In project management, a project is divided into discrete tasks; as ODO defines it, a task is simply
A piece of work to be done or undertaken
This is especially suitable if your organization uses task-based billing, in which services are standardized and prices are charged according to a menu. This turns up in software development, some legal and healthcare services, and some shop work. My auto shop uses a variant in which standard tasks are mapped to traditional worker-hours, e.g. a tire repair is charged at 0.25 hours regardless of whether it actually takes 0.2 hours or 0.75 hours to complete.
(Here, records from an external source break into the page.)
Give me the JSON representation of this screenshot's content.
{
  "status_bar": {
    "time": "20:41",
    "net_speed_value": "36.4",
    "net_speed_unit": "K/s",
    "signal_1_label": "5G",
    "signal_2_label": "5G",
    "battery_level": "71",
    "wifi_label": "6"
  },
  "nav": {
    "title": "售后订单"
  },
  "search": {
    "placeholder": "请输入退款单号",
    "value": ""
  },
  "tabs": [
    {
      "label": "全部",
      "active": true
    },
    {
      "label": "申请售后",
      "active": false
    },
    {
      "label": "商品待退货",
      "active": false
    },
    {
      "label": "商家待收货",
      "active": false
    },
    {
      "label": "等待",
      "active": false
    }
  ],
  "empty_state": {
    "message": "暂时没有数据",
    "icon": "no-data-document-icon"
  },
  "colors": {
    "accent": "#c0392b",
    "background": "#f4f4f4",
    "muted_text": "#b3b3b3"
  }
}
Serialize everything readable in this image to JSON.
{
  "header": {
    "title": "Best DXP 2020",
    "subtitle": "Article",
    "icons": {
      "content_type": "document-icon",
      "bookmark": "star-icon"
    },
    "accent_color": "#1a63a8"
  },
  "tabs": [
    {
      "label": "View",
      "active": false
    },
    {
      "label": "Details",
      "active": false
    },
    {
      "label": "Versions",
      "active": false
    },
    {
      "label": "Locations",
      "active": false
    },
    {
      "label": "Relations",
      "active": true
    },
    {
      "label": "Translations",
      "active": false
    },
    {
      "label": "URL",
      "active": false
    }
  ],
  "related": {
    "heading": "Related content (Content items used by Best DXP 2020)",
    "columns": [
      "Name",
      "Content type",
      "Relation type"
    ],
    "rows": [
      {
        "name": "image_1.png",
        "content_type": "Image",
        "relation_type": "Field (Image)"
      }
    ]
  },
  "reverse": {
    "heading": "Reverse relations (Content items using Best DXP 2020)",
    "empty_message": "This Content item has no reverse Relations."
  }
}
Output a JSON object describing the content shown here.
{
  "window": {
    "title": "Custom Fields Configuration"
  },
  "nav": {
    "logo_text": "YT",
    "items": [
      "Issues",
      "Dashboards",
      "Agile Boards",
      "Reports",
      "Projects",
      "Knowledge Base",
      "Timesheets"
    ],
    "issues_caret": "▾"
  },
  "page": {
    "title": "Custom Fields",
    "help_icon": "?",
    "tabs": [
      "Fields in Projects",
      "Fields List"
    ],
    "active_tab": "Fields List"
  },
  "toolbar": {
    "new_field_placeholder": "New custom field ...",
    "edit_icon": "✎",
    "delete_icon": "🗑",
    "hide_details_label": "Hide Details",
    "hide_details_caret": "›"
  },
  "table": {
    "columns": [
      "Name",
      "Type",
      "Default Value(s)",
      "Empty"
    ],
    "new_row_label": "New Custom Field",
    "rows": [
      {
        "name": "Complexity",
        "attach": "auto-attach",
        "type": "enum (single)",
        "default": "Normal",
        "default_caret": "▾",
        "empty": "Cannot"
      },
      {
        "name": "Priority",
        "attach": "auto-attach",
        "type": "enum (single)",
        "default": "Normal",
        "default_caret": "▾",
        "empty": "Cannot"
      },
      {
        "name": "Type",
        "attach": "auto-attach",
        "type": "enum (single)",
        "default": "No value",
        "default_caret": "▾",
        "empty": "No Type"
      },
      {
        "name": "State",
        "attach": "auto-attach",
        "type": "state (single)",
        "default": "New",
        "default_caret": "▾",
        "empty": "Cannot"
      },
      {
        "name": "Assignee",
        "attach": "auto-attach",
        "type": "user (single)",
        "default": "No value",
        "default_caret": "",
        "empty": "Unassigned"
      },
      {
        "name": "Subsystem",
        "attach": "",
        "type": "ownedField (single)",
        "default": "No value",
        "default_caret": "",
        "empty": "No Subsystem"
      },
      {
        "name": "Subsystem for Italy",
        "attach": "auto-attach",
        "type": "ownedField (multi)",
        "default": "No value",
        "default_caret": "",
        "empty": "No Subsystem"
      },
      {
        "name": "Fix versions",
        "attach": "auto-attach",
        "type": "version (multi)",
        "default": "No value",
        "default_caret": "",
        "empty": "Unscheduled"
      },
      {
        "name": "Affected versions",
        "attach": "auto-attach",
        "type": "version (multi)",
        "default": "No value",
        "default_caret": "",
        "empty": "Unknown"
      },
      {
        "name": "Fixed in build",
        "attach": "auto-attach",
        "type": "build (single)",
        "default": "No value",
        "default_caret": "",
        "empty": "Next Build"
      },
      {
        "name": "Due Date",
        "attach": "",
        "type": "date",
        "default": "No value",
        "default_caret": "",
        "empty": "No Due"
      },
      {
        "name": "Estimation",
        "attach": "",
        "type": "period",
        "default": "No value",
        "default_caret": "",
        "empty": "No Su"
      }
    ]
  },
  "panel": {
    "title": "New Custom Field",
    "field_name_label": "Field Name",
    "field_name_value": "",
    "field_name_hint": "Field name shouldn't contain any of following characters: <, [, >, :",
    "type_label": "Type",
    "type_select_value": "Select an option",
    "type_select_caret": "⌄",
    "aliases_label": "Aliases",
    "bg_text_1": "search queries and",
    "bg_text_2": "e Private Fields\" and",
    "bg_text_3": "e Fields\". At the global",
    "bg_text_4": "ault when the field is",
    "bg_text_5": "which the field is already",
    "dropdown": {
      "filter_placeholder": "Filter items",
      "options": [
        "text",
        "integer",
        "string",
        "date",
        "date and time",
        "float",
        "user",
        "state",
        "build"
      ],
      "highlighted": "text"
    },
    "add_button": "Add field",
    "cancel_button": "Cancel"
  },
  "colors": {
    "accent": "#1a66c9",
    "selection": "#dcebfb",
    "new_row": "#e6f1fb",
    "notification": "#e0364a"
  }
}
Task may not always be suitable; in everyday use it connotes a relatively small-scale or unsophisticated activity, especially one assigned by someone else. On the other hand, task is the term the U.S. federal government uses to describe individual projects when procuring services under certain contracting arrangements. A task order might call for a contractor to replace all the smoke detectors on a military base, or to ship 2500 tons of potatoes from eight sources to a distribution center for disaster relief, or other complex assignments.
As Dan Bron notes, the more traditional method of charging for labor is by the billable hour, with rates varying by the level of experience and expertise but more skilled or experienced workers assumed to be more productive than their less expensive colleagues. Work activity on a particular project might be, besides task, described as a job or a gig, or something specific to the nature of the work and the industry involved: two repairs, five trips, eight installations, three loads, and so on.